In addition, the Act prohibits the use of the State arms or a State symbol in connection with any trade, business, calling or profession, or for the collection of debts, without the authority of the Governor or Attorney General.
All chief executives should ensure that the requirements of the Act are brought to the attention of their agencies. Agencies should review their operations to determine if any changes should be made. Where changes do not have to be finalised until 1 March 2007, any changes should be introduced gradually to ensure that any additional costs are avoided or minimised.
In non-heritage buildings, the Royal arms should be replaced with the State arms when refurbishments or structural changes are made to those buildings. Any cost associated with such changes will have to be met from the existing resources for the proposed building work.
In buildings of heritage significance, where agencies consider that the Royal arms should be retained, the Minister responsible for the agency should write to the Premier setting out the reasons in support of retention so that the Premier may consult with the Heritage Council. Agencies should note that the Act requires the State arms to be displayed in a prominent position in conjunction with the Royal arms in any building where they are retained.

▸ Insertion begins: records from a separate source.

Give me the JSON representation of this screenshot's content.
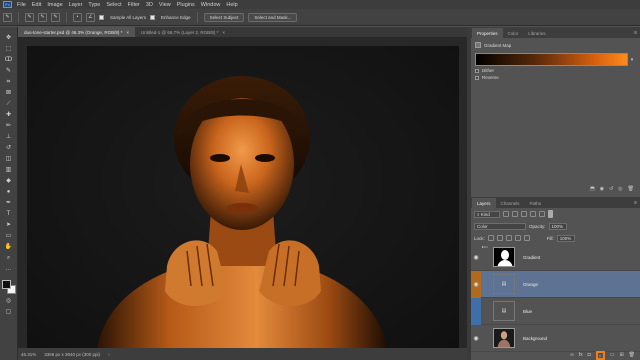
{
  "menu": {
    "logo": "Ps",
    "items": [
      "File",
      "Edit",
      "Image",
      "Layer",
      "Type",
      "Select",
      "Filter",
      "3D",
      "View",
      "Plugins",
      "Window",
      "Help"
    ]
  },
  "options": {
    "sample_all_layers": "Sample All Layers",
    "enhance_edge": "Enhance Edge",
    "select_subject": "Select Subject",
    "select_and_mask": "Select and Mask..."
  },
  "tabs": {
    "doc1": "duo-tone-starter.psd @ 46.3% (Orange, RGB/8) *",
    "doc2": "Untitled-1 @ 66.7% (Layer 2, RGB/8) *",
    "close": "×"
  },
  "status": {
    "zoom": "46.31%",
    "dims": "3366 px x 3840 px (300 ppi)"
  },
  "properties": {
    "tabs": [
      "Properties",
      "Color",
      "Libraries"
    ],
    "title": "Gradient Map",
    "dither": "Dither",
    "reverse": "Reverse",
    "gradient_colors": [
      "#000000",
      "#ff8a1f"
    ]
  },
  "layers": {
    "tabs": [
      "Layers",
      "Channels",
      "Paths"
    ],
    "kind": "Kind",
    "blend_mode": "Color",
    "opacity_label": "Opacity:",
    "opacity": "100%",
    "lock_label": "Lock:",
    "fill_label": "Fill:",
    "fill": "100%",
    "items": [
      {
        "name": "Gradient",
        "visible": true,
        "type": "group-mask"
      },
      {
        "name": "Orange",
        "visible": true,
        "type": "adjustment",
        "tag": "#b06a1d",
        "selected": true
      },
      {
        "name": "Blue",
        "visible": false,
        "type": "adjustment",
        "tag": "#3e6fa8"
      },
      {
        "name": "Background",
        "visible": true,
        "type": "image"
      }
    ]
  },
  "icons": {
    "visibility": "eye-icon",
    "menu": "panel-menu-icon"
  }
}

The Act also requires that where Royal arms which are in a sculptured or durable form are to be removed or replaced (for example, where they are removed from a building or where a seal or other non-fixture is to be replaced), these should be housed or otherwise dealt with as directed by the Premier after consultation with the Heritage Council. If any Royal arms are proposed to be removed, the Minister responsible for the agency should write to the Premier seeking direction on how those arms should be housed or conserved as part of the heritage of New South Wales.
Col Gellatly Director-General
Issued: The Cabinet Office Contact: Anthony Lean, Policy Manager, Legal Branch Phone: 9228 5543 E-Mail: [email protected]
Well. I suppose with the drought, the transport breakdowns, the failure to provide infrastructure, the problems with law and order, the government has the time , and our money, to engage in these republican antics.
This recalls aspects of Orwell’s 1984.
Take away the people’s memory, make them forget their heritage.
Then the elites can change society to the way they really want it.
Until next time,
In a recent column, "QUEEN DEFIANT", I referred to last Sunday’s Herald Sun as being dated 14 July, 2005. That of course should have read 10 July, 2005. My apologies if that caused you any problems.